What? Dr. Conan T. Barbarian didn't have tenure?
Now this was an English professor whose classes might actually have been worth attending. Or, well, considering that MSNBC adds a critical piece of information omitted by the Irish Times, maybe not: "[Dr. Barbarian's] stated classroom policy is to crucify students who cheat or show weakness."
The full text from the picture:
Long Room Hub Associate Professor in Hyborian Studies and Tyrant Slaying.
Dr Conan T. Barbarian was ripped from his mother's womb on the corpse-strewn battlefields of his war-torn homeland, Cimmeria, and has been preparing for academic life ever since. A firm believer in the dictum that "that which does not kill us makes us stronger," he took time out to avenge the death of his parents following a sojourn pursuing his strong interest in Post-Colonial theory at the Sorbonne. In between, he spent several years tethered to the fearsome "Wheel of Pain", time which he now feels helped provide him with the mental discipline and sado-masochistic proclivities necessary to sucessfully tackle contemporary critical theory. He completed his PhD, entitled "To Hear The Lamentation of Their Women: Constructions of Masculinity in Contemporary Zamoran Literature" at UCD and was appointed to the School of English in 2006, after sucessfully decapitating his predecessor during a bloody battle which will long be remembered in legend and song. In 2011/12, he will be teaching on the following courses: "The Relevance of Crom in the Modern World", "Theories of Literature", "Vengeance for Beginners", "Deciphering the Riddle of Steel" and "D.H. Lawrence". He strongly objects to the terms of the Croke Park agreement and the current trend for remaking 1980s films that he believes were perfectly good enough in the first place.
He is happy to hear from potential research students with an interest of any of these topics, but applicants should note that anyone found guilty of academic misconduct or weakness in the face of the enemy will be crucified as an example to the others.
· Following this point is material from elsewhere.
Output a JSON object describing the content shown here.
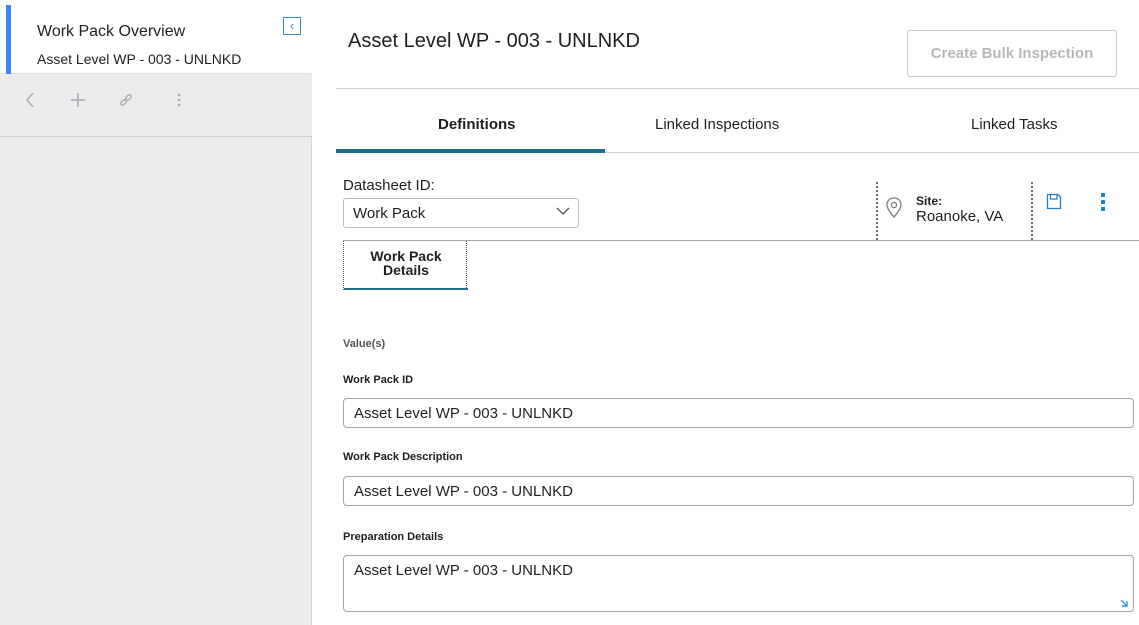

You can see the actual page, complete with Dr. Barbarian's staff photo, here (hat tip to Meg Gardiner, who adds, "As the daughter of an English professor, I can attest that academic battles fully deserve to be memorialized through epic poetry and ululation").